Evidence-based information about adult ADHD

Evidence from the USA suggests that as many as 4.4% of adults may have ADHD. This is thought to be higher in males (5.4%) versus females (3.2%). However, these figures may highlight inequalities in diagnosis. There is no reason to think that ADHD is any more or less prevalent in the UK.

Getting a diagnosis of ADHD as an adult in the UK can be difficult, time consuming or expensive. Sadly, at the present time there are inadequate resources available in the UK’s National Health Service (NHS) for ADHD assessment. Along with a lack of public awareness this means there are likely many undiagnosed ADHD adults living with the condition.

How to get a Diagnosis

We have some video resources about diagnosis on our YouTube channel. As diagnosis has to be done by a specialist psychiatrist there are currently two routes to a diagnosis. You can use the NHS services or pay to go private. We discuss the relative merits of these options in our videos.

Diagnosing ADHD in adults is more often more difficult than in children. An adult may be diagnosed with ADHD if they have 5 or more of the symptoms of inattentiveness, or 5 or more of hyperactivity/impulsiveness. Currently, although present symptoms are assessed a diagnosis of ADHD in adults cannot be confirmed unless your symptoms have been present from childhood. This is because it’s currently thought that ADHD cannot develop in adult brains. This often involves asking your parents/siblings questions about you as a child or showing old school reports

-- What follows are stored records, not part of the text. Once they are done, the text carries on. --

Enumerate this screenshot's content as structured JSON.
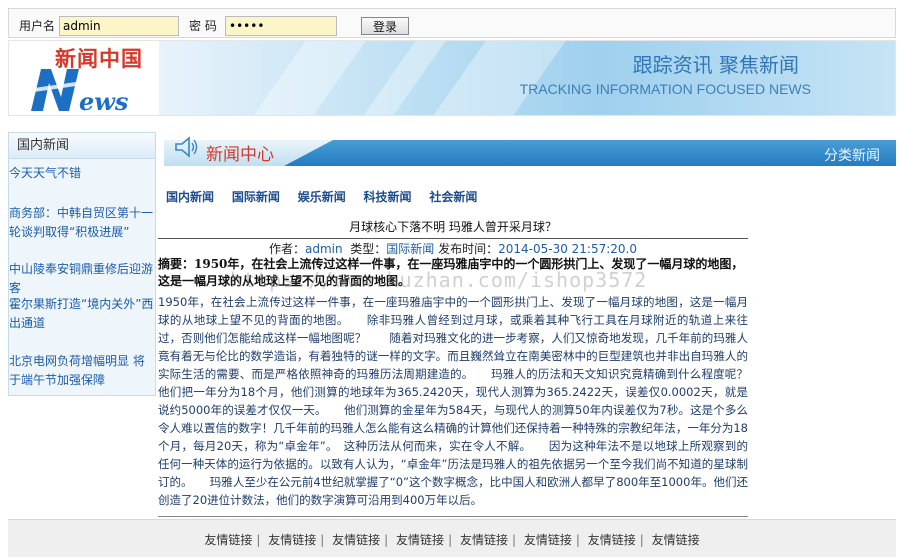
{
  "login": {
    "username_label": "用户名",
    "username_value": "admin",
    "password_label": "密  码",
    "password_value": "•••••",
    "login_button": "登录"
  },
  "banner": {
    "logo_cn": "新闻中国",
    "logo_en_rest": "ews",
    "slogan": "跟踪资讯 聚焦新闻",
    "slogan_en": "TRACKING INFORMATION FOCUSED NEWS"
  },
  "sidebar": {
    "title": "国内新闻",
    "items": [
      "今天天气不错",
      "商务部：中韩自贸区第十一轮谈判取得“积极进展”",
      "中山陵奉安铜鼎重修后迎游客",
      "霍尔果斯打造“境内关外”西出通道",
      "北京电网负荷增幅明显 将于端午节加强保障"
    ]
  },
  "center": {
    "title": "新闻中心",
    "more": "分类新闻"
  },
  "categories": [
    "国内新闻",
    "国际新闻",
    "娱乐新闻",
    "科技新闻",
    "社会新闻"
  ],
  "article": {
    "title": "月球核心下落不明 玛雅人曾开采月球？",
    "author_label": "作者：",
    "author": "admin",
    "type_label": "类型：",
    "type": "国际新闻",
    "time_label": "发布时间：",
    "time": "2014-05-30 21:57:20.0",
    "abstract": "摘要：1950年，在社会上流传过这样一件事，在一座玛雅庙宇中的一个圆形拱门上、发现了一幅月球的地图，这是一幅月球的从地球上望不见的背面的地图。",
    "body": "1950年，在社会上流传过这样一件事，在一座玛雅庙宇中的一个圆形拱门上、发现了一幅月球的地图，这是一幅月球的从地球上望不见的背面的地图。　　除非玛雅人曾经到过月球，或乘着其种飞行工具在月球附近的轨道上来往过，否则他们怎能给成这样一幅地图呢？　　随着对玛雅文化的进一步考察，人们又惊奇地发现，几千年前的玛雅人竟有着无与伦比的数学造诣，有着独特的谜一样的文字。而且巍然耸立在南美密林中的巨型建筑也并非出自玛雅人的实际生活的需要、而是严格依照神奇的玛雅历法周期建造的。　　玛雅人的历法和天文知识究竟精确到什么程度呢？他们把一年分为18个月，他们测算的地球年为365.2420天，现代人测算为365.2422天，误差仅0.0002天，就是说约5000年的误差才仅仅一天。　　他们测算的金星年为584天，与现代人的测算50年内误差仅为7秒。这是个多么令人难以置信的数字！几千年前的玛雅人怎么能有这么精确的计算他们还保持着一种特殊的宗教纪年法，一年分为18个月，每月20天，称为“卓金年”。　这种历法从何而来，实在令人不解。　　因为这种年法不是以地球上所观察到的任何一种天体的运行为依据的。以致有人认为，“卓金年”历法是玛雅人的祖先依据另一个至今我们尚不知道的星球制订的。　　玛雅人至少在公元前4世纪就掌握了“0”这个数字概念，比中国人和欧洲人都早了800年至1000年。他们还创造了20进位计数法，他们的数字演算可沿用到400万年以后。"
  },
  "watermark": "https://www.huzhan.com/ishop3572",
  "footer": {
    "links": [
      "友情链接",
      "友情链接",
      "友情链接",
      "友情链接",
      "友情链接",
      "友情链接",
      "友情链接",
      "友情链接"
    ]
  },
  "colors": {
    "accent_red": "#d23a2b",
    "link_blue": "#1d5da8",
    "banner_blue": "#237cc0"
  }
}
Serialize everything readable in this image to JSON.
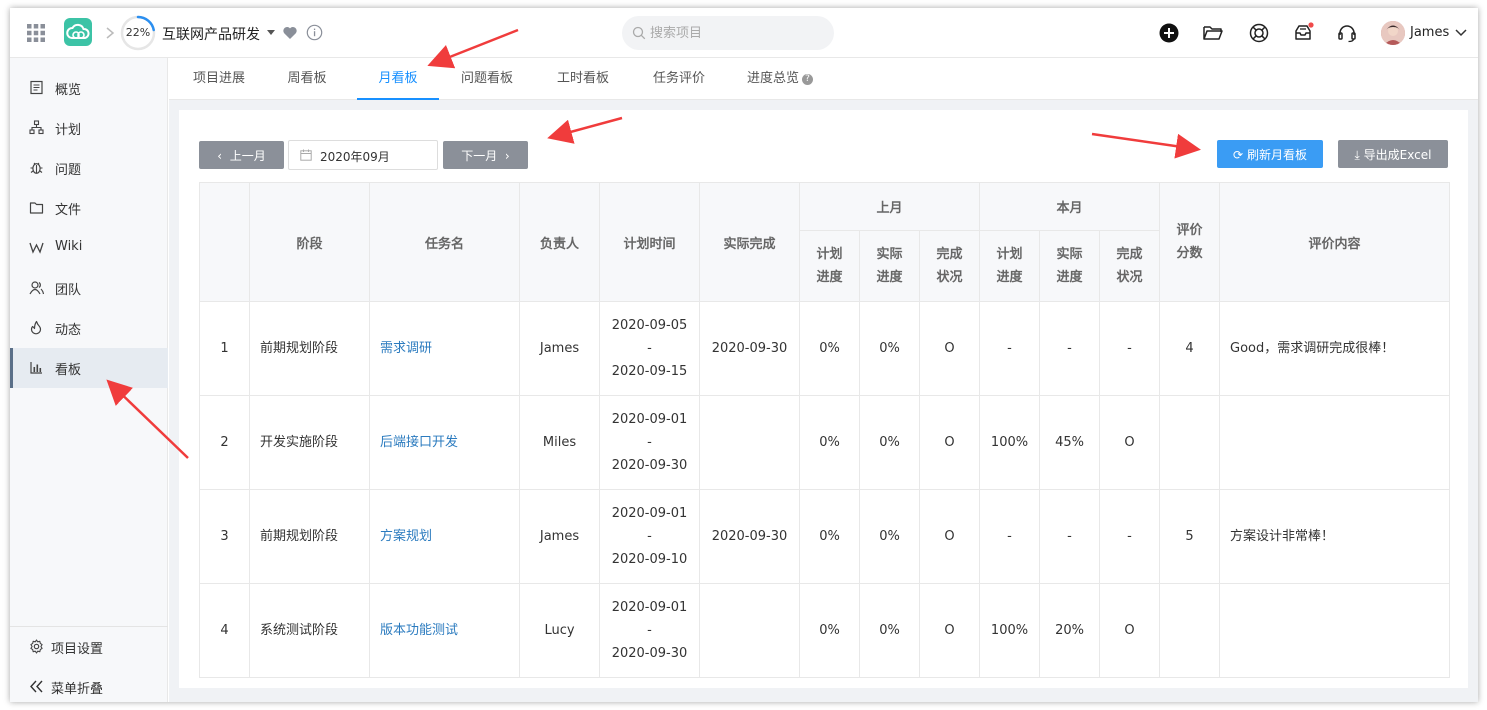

Importantly, symptoms also have to have a moderate effect on different areas of your life. This could include difficulty in your relationships, difficulty at work etc.